    12. Inoue, T., Coles, B. L., Dorval, K., Bremner, R., Bessho, Y., Kageyama, R., Hino, S., Matsuoka, M., Craft, C. M., McInnes, R. R., Tremblay, F., Prusky, G. T., van der Kooy, D. Maximizing functional photoreceptor differentiation from adult human retinal stem cells. Stem Cells 28(3), 489-500 (2010).
    13. Tropepe, V., Sibilia, M., Ciruna, B. G., Rossant, J., Wagner, E. F., van der Kooy, D. Distinct neural stem cells proliferate in response to EGF and FGF in the developing mouse telencephalon. Dev Biol 208(1),166-88 (1999).
    14. Coles-Takabe, BL., Brain, I., Purpura, KA., Karpowicz, P., Zandstra, PW., Morshead, C.M., van der Kooy, D. Don't look: growing clonal versus nonclonal neural stem cell colonies. Stem Cells 26(11), 2938-44 (2008).

    Comments

    6 Comments

    Very nice article. Easy to understand the techniques.
    Congrats for your effort.
    Reply

    Posted by: AnonymousNovember 16, 2011, 12:26 PM

    Thank you for this nice article.
    My question is: How do you know these spheres are stem cells?
    Reply

    Posted by: AnonymousFebruary 25, 2012, 10:41 AM

    I wrote a reply in the comment section (just realized I should have replied directly to your question).
    Reply

    Posted by: AnonymousFebruary 25, 2012, 10:58 AM

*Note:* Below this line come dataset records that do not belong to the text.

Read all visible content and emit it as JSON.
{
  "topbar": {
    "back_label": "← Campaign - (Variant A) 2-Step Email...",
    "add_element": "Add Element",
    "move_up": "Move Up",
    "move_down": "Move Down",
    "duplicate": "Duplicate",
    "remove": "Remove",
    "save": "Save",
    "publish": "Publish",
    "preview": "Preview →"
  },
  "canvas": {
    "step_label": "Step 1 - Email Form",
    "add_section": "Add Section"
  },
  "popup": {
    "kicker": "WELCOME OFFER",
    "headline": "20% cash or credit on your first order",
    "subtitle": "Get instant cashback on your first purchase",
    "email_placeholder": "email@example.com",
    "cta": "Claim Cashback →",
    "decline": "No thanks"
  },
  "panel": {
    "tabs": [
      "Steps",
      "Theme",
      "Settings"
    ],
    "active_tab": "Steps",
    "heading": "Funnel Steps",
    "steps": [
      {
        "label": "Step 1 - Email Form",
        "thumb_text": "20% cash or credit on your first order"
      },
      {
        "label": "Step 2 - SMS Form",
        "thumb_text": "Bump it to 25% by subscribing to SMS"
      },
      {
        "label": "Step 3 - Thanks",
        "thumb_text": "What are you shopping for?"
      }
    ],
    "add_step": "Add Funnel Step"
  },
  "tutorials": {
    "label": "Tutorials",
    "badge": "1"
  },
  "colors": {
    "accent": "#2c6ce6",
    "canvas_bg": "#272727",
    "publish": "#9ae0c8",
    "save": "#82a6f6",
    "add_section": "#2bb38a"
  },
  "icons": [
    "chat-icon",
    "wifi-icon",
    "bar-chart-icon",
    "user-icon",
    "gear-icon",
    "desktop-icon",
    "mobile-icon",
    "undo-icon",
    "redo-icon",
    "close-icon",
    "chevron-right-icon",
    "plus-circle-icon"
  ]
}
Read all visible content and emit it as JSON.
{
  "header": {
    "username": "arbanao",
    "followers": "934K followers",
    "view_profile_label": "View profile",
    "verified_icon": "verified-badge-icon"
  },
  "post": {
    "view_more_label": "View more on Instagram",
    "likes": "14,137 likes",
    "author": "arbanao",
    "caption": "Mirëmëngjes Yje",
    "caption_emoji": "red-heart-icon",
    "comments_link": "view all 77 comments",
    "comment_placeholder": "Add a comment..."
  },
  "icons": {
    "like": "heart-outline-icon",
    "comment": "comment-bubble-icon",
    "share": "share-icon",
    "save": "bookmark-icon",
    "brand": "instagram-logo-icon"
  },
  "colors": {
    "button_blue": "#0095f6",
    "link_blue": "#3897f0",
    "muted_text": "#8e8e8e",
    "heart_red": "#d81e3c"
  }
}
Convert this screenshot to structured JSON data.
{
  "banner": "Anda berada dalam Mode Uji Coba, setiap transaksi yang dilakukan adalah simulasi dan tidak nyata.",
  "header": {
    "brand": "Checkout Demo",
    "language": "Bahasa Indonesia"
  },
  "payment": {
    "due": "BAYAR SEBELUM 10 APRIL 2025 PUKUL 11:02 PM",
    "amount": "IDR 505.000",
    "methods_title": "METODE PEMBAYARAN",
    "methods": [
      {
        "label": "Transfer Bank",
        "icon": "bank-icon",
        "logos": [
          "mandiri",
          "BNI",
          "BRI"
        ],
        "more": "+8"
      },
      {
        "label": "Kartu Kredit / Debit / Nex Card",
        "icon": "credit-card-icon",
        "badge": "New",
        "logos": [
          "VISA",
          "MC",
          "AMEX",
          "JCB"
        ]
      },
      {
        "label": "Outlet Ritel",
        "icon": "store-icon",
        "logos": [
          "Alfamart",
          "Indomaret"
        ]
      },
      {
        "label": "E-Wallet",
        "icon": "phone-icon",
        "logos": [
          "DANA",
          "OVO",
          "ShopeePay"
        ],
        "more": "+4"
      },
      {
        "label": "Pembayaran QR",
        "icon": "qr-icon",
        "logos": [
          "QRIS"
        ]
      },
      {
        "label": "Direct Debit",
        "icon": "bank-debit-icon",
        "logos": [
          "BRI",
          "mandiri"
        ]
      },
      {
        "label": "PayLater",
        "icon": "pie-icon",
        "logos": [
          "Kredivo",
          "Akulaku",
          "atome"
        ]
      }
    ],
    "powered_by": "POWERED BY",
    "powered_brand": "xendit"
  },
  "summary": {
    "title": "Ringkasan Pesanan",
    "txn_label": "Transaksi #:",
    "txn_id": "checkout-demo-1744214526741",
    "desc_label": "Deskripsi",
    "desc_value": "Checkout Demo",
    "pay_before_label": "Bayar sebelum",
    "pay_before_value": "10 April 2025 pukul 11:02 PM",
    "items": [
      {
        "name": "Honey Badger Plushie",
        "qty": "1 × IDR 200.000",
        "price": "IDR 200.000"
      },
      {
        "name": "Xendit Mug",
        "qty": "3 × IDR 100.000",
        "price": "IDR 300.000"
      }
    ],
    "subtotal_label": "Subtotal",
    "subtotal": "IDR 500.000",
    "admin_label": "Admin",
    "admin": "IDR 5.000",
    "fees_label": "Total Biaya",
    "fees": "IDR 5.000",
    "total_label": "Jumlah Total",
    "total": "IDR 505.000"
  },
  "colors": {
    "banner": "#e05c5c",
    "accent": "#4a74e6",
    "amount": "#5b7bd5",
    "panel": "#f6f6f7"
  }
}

    Our lab just published another paper in Biology Open that addresses the question of whether these cells are stem cells. We show that you can purify a sub-population of the pigmented ciliary epithelial cells and these rare cells (stem cells) are capable of making photoreceptors with over 80% efficiency. http://bio.biologists.org/content/early/²01²/0²/03/bio.²01²0²7.full
    Reply

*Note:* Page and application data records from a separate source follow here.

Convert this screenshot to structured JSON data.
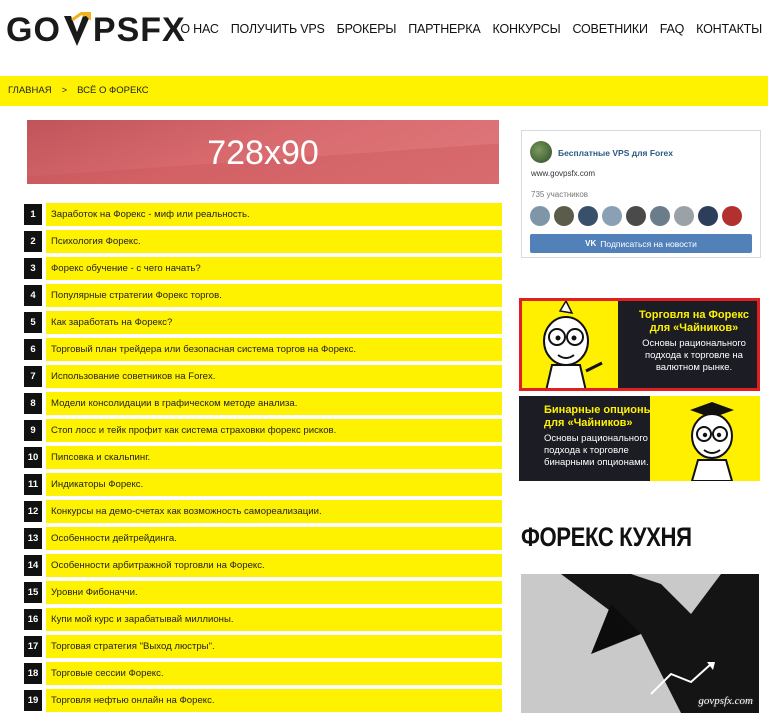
{
  "header": {
    "logo_text_left": "GO",
    "logo_text_right": "PSFX",
    "nav": [
      "О НАС",
      "ПОЛУЧИТЬ VPS",
      "БРОКЕРЫ",
      "ПАРТНЕРКА",
      "КОНКУРСЫ",
      "СОВЕТНИКИ",
      "FAQ",
      "КОНТАКТЫ"
    ]
  },
  "breadcrumb": {
    "home": "ГЛАВНАЯ",
    "separator": ">",
    "current": "ВСЁ О ФОРЕКС"
  },
  "ad_banner": {
    "label": "728x90"
  },
  "articles": [
    {
      "num": "1",
      "title": "Заработок на Форекс - миф или реальность."
    },
    {
      "num": "2",
      "title": "Психология Форекс."
    },
    {
      "num": "3",
      "title": "Форекс обучение - с чего начать?"
    },
    {
      "num": "4",
      "title": "Популярные стратегии Форекс торгов."
    },
    {
      "num": "5",
      "title": "Как заработать на Форекс?"
    },
    {
      "num": "6",
      "title": "Торговый план трейдера или безопасная система торгов на Форекс."
    },
    {
      "num": "7",
      "title": "Использование советников на Forex."
    },
    {
      "num": "8",
      "title": "Модели консолидации в графическом методе анализа."
    },
    {
      "num": "9",
      "title": "Стоп лосс и тейк профит как система страховки форекс рисков."
    },
    {
      "num": "10",
      "title": "Пипсовка и скальпинг."
    },
    {
      "num": "11",
      "title": "Индикаторы Форекс."
    },
    {
      "num": "12",
      "title": "Конкурсы на демо-счетах как возможность самореализации."
    },
    {
      "num": "13",
      "title": "Особенности дейтрейдинга."
    },
    {
      "num": "14",
      "title": "Особенности арбитражной торговли на Форекс."
    },
    {
      "num": "15",
      "title": "Уровни Фибоначчи."
    },
    {
      "num": "16",
      "title": "Купи мой курс и зарабатывай миллионы."
    },
    {
      "num": "17",
      "title": "Торговая стратегия \"Выход люстры\"."
    },
    {
      "num": "18",
      "title": "Торговые сессии Форекс."
    },
    {
      "num": "19",
      "title": "Торговля нефтью онлайн на Форекс."
    }
  ],
  "vk_widget": {
    "title": "Бесплатные VPS для Forex",
    "url": "www.govpsfx.com",
    "members": "735 участников",
    "subscribe": "Подписаться на новости",
    "button_color": "#5181b8"
  },
  "promo1": {
    "head_line1": "Торговля на Форекс",
    "head_line2": "для «Чайников»",
    "body": "Основы рационального подхода к торговле на валютном рынке."
  },
  "promo2": {
    "head_line1": "Бинарные опционы",
    "head_line2": "для «Чайников»",
    "body": "Основы рационального подхода к торговле бинарными опционами."
  },
  "section_title": "ФОРЕКС КУХНЯ",
  "watermark": "govpsfx.com",
  "colors": {
    "accent_yellow": "#fff200",
    "dark": "#111111",
    "ad_red": "#d86a6e"
  }
}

    Posted by: AnonymousFebruary 25, 2012, 10:57 AM

    Hi, I am very intereting in retina stem cells.
    Do you check their differentiation ?
    Actually I wanna make iPS for retinal stem cells.
    Would you supply these cells for me?
    Reply

    Posted by: DOHOON K.June 1, 2012, 9:06 PM

    In the previous comment (#3) I have a link to one of our papers that has the differentiation data for the retinal stem cells. I will not be able to supply you with these cells since they do not freeze or travel well so you will have to isolate them yourself or have another lab nearby do it for you. In addition, we are also working on iPS cells so it would be a conflict for us. Sincerely, Brenda
    Reply

    Posted by: Brenda T.June 2, 2012, 10:42 AM

    Post a Question / Comment / Request

    You must be signed in to post a comment. Please or create an account.

    Metrics

    Waiting
    simple hit counter